He was speaking after Tuesday afternoon's marathon meeting between food producers and distributors, and the province's MEC for Agriculture Mtholephi Mthimkhulu.
Dumisa said the supply and demand for staple food was another reason for producers to cut cost.
"Despite the cut in the fuel price it is clear that when it comes to staple foods such as bread, samp and mealie-meal, producers can cut costs."
But he conceded that when it came to processed foods price cuts were not as simple.
"It is clear that any cut in the food price must be sustainable. I believe this is more achievable when it comes to staple food as opposed to processed food items."
Dumisa challenged the government to focus on and invest in the primary sources of staple food manufacturers in the country, saying 90 percent of the wheat-based produce was in the domain of four companies.
"More entrants into this market will also help dilute production prices," he said. Mthimkhulu said he was pleased with the response he got from the producers and distributors.
There was general consensus during the meeting that food prices had risen unacceptably high, putting pressure on the poor.
Food industry representatives at the meeting indicated support for government's goals but felt it was important to balance food security with sustainbility.

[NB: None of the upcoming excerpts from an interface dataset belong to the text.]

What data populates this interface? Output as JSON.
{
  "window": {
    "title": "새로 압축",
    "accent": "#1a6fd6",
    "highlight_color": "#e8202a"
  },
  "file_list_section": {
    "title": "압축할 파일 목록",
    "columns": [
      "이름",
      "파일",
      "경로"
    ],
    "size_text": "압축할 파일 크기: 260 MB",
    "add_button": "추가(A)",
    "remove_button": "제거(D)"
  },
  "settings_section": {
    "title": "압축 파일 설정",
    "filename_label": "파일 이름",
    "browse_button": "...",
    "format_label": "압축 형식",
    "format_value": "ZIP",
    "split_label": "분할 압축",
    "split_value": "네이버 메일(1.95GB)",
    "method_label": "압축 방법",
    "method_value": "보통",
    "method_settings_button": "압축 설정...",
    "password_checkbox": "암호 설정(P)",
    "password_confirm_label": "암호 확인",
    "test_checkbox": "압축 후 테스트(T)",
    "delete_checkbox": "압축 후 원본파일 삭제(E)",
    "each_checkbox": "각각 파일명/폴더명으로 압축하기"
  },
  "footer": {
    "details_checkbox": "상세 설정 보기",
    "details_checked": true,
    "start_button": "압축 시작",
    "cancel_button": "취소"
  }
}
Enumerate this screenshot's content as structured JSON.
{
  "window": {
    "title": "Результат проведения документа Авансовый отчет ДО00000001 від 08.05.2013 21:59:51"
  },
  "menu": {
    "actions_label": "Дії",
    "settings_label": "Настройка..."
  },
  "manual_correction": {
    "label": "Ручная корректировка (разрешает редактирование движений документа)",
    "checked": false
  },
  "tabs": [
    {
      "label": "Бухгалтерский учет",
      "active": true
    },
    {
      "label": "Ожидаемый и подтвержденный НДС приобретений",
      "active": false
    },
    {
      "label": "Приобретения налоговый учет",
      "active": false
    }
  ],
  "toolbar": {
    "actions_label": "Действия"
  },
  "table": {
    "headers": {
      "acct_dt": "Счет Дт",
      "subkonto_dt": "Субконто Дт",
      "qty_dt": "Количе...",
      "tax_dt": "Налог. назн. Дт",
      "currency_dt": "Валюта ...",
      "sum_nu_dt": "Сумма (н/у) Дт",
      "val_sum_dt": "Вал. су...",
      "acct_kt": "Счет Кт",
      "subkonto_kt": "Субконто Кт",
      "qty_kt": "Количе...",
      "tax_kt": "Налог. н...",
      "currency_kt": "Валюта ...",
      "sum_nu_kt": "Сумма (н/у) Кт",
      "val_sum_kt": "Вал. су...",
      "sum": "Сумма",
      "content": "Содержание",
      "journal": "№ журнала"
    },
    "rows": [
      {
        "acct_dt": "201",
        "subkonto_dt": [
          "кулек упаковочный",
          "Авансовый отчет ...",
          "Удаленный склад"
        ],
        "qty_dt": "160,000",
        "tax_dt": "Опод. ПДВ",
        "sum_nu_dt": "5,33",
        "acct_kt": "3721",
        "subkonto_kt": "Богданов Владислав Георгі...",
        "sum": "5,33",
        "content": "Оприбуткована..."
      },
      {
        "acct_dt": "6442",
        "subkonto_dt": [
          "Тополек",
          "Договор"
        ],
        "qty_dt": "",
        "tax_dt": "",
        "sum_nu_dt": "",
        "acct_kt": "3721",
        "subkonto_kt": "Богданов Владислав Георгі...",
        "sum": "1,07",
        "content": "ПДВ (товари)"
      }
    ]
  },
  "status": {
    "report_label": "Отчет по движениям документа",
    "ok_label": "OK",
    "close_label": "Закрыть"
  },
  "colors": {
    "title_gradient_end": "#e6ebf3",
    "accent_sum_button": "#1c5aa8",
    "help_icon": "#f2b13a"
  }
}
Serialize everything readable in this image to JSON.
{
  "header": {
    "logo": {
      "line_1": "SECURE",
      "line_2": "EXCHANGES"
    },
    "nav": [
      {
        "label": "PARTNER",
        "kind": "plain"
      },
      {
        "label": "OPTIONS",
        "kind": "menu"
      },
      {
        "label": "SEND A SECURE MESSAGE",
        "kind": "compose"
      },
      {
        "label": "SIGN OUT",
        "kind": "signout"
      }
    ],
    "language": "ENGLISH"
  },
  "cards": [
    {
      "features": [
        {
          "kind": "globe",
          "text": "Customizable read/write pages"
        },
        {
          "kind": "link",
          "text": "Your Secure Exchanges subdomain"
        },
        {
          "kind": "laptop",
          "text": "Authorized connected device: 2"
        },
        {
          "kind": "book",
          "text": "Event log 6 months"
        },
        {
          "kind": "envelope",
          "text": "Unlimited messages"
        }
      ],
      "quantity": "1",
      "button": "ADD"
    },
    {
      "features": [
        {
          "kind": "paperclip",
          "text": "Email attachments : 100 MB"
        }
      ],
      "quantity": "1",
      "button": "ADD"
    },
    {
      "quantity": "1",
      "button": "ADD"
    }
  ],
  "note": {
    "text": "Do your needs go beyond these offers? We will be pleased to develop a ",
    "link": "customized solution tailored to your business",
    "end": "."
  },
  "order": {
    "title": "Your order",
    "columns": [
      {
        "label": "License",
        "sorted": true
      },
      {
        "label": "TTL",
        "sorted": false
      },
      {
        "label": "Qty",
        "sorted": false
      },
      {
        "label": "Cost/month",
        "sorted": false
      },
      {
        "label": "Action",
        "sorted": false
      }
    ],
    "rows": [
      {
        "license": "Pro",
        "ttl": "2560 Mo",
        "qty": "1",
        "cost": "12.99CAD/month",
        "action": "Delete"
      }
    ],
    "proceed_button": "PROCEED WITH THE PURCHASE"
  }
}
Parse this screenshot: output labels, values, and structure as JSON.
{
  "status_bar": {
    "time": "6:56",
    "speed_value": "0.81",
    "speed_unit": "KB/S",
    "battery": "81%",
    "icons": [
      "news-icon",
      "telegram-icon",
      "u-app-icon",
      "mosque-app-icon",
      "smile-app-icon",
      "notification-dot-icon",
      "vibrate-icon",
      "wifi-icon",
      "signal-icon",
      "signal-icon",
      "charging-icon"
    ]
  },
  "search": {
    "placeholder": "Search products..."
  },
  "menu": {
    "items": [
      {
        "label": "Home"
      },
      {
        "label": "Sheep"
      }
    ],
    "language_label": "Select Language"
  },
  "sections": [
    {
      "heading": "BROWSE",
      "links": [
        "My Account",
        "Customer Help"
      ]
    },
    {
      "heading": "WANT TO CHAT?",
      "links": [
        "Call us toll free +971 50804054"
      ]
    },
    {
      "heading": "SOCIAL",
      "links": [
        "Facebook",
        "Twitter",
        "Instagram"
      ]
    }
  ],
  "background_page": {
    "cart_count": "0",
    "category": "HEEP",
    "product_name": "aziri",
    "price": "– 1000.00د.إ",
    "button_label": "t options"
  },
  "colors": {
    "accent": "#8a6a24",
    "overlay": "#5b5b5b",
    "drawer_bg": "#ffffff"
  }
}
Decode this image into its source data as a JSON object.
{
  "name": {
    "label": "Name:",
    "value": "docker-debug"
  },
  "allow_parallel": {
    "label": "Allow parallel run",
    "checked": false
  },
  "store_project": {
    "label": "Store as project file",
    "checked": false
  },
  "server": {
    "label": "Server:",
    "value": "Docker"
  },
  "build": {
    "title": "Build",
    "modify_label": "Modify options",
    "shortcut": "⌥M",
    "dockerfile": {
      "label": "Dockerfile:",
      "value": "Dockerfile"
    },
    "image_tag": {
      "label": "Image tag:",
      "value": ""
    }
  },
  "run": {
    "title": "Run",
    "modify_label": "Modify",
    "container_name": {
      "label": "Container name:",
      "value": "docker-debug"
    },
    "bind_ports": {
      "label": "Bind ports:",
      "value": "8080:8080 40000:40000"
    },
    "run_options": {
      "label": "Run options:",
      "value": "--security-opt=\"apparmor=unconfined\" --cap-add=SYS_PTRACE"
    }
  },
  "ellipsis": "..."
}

The industry felt that an irresponsible reduction of food prices could have negative consequences for food security in the country.